Leon became the chief rabbi of Hamburg in 1628, but returned to Amsterdam in the 1630's. He then moved to Middleburg, working as the local rabbi. There he befriended the Christian theologian Adam Boreel, who belonged to an international group of scholars that included Comenius, Serrarius, and others. This group also maintained contacts with Menasseh ben Israel. Boreel was a Millenarian, who believed in the approaching second coming of the Messiah, a precondition for which was the reconstruction of Jerusalem's Temple.
Leon, probably under the influence of Boreel, was inspired to build a model of the Temple based on the descriptions in the Hebrew Bible, the writings of Flavius Josephus and rabbinic literature. The work was financed by Boreel. Jacob also wrote a booklet on the subject in Spanish, Retrato del Templo de Selomo, which was very well received and was translated into several languages.
Leon returned to Amsterdam in order to supervise the publication of his version of the Mishnah [iii] , and was appointed to teach at the Talmud Torah, or rabbinical academy of the Portuguese Jewish community. Leon also had engravings of the model made for sale. He exhibited the model in his home, and later made another model of the Tabernacle. He took his models to be shown in fairs around Holland, and even presented them at the court of the Prince of Orange.
In 1675 he took his models to London, bearing letters of introduction from Huygens to, among others, the architect Christopher Wren, who is reputed to have been Grand Master of Masons at the time.
The exhibition of his models produced great expectation in London. We must remember that there were few public entertainments at the time, no movies, radio, TV or magazines, even newspapers were inexistent. The first daily newspaper only appeared after a century, in 1769, so the exhibition of the Temple and the Tabernacle provided a welcome diversion for the English public.
This interest on Jewish matters was further
few years later, in 1684, when Knorr von Rosenroth published Kabbalah
Denudata (Kabbalah Unveiled), a translation of passages from the Zohar
and essays on the meaning of Kabbalah (including portions of Cordovero's Pardes
Rimonim) examined from a Christian point of view. Rosenroth's work was the
most important non-Hebrew reference book on the Kabbalah until the end of the 19th
century and it became the major source on this subject for non-Jewish scholars.
We can see in these developments some antecedents
to the development of Masonic ritual in the early 17th century, with
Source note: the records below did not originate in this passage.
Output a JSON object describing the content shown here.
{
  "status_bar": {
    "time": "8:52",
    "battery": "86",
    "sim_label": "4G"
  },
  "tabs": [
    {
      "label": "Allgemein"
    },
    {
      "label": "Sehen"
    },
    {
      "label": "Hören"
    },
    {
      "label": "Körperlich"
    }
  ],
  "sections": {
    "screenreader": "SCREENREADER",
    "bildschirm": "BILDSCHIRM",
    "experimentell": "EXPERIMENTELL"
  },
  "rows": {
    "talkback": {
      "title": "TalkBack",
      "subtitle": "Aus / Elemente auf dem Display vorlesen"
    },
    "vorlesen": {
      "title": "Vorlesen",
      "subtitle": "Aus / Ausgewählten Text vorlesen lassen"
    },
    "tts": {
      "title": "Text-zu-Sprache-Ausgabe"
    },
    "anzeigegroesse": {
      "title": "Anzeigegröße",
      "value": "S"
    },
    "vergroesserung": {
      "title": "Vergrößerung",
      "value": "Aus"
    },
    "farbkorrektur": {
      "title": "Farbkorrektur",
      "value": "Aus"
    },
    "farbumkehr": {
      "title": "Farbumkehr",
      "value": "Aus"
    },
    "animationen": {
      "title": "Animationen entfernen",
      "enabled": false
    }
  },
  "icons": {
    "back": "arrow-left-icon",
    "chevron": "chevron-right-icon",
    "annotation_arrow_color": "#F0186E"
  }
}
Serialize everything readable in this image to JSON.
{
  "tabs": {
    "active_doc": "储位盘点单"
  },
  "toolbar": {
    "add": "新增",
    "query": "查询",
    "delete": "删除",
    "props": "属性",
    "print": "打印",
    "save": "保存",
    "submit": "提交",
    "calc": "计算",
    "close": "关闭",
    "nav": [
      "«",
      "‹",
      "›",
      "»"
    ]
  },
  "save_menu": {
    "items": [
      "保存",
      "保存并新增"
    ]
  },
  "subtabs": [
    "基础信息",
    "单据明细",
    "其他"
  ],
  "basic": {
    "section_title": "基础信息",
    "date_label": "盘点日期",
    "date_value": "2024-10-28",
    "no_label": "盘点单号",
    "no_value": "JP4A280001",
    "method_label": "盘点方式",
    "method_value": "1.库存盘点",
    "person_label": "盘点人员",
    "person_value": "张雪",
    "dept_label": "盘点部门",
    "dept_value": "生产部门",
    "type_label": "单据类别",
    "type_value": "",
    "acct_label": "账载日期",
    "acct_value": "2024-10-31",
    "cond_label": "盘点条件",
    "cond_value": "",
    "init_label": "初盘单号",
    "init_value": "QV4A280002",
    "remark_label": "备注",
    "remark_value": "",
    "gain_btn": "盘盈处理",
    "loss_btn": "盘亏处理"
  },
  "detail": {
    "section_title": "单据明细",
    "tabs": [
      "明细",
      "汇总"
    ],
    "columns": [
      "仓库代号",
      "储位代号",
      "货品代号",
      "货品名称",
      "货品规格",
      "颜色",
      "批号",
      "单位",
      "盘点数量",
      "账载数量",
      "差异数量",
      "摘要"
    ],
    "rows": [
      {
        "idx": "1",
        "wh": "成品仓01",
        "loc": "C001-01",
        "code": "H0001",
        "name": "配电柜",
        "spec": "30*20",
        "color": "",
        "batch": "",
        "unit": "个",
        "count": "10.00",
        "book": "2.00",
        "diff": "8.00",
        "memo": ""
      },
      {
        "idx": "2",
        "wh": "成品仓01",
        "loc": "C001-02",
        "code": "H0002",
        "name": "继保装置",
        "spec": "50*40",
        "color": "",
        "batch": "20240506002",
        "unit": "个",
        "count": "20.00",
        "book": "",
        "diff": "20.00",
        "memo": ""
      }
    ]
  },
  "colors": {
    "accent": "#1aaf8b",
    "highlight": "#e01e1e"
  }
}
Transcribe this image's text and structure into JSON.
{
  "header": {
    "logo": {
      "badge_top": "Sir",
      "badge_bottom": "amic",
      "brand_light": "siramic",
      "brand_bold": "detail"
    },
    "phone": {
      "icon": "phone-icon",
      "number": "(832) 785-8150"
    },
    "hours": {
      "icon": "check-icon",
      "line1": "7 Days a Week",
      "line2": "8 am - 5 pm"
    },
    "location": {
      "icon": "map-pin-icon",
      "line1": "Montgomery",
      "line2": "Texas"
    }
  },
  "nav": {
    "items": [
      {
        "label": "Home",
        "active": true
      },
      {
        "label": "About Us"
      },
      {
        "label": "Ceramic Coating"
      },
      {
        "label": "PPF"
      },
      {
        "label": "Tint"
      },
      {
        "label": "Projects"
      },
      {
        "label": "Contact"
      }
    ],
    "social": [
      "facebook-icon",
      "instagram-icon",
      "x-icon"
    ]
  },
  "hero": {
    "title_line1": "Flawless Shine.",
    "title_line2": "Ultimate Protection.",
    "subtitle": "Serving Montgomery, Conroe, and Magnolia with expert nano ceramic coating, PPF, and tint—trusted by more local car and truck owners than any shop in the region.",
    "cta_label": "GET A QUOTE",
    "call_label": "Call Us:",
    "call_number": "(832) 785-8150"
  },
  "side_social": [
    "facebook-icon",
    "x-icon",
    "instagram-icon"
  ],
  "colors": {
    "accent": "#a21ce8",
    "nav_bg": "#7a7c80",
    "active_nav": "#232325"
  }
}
its prominent use of Hebrew words and the focus on Bible events.
In the summer of that year Leon returned to Amsterdam, and died soon after, on 19 July, 1675. He was buried in the Ouderkerk cemetery, where his tombstone bears a Hebrew epitaph mentioning his models.
The model of the Temple built by Leon Templo was exhibited again in London by a Mason, Bro. M. P. de Castro, who claimed to be a relative of Leon Templo.
A.K. Offenberg, "Jacob Jehuda Leon (1602-1675) and his Model of the Temple" in J. van den Berg and Ernestine G.E. van der Wall, edit. Jewish-Christian Relations in the 17th Century. Studies and Documents (Dordrecht etc. 1988), pp 95-115.
Leon Zeldis, "Some Sephardic Jews in Freemasonry", in Masonic Symbols and Signposts, Anchor Communications (Lancaster, VA 2003), pp.141-152.
Polo Friz, Luigi, “Logge in Italia dal 1816 al 1870”, Massoneria
Oggi, Year V, No. 4, August-September 1998, p. 27.
Stolper, Ed., “Contributo allo studio della massoneria italiana
nell’era napoleonica”, Rivista Massonica, September 1977.
[iii] A collection of rabbinical commentaries on the Jewish Bible, compiled about 200 CE and which became the basis for the Talmud.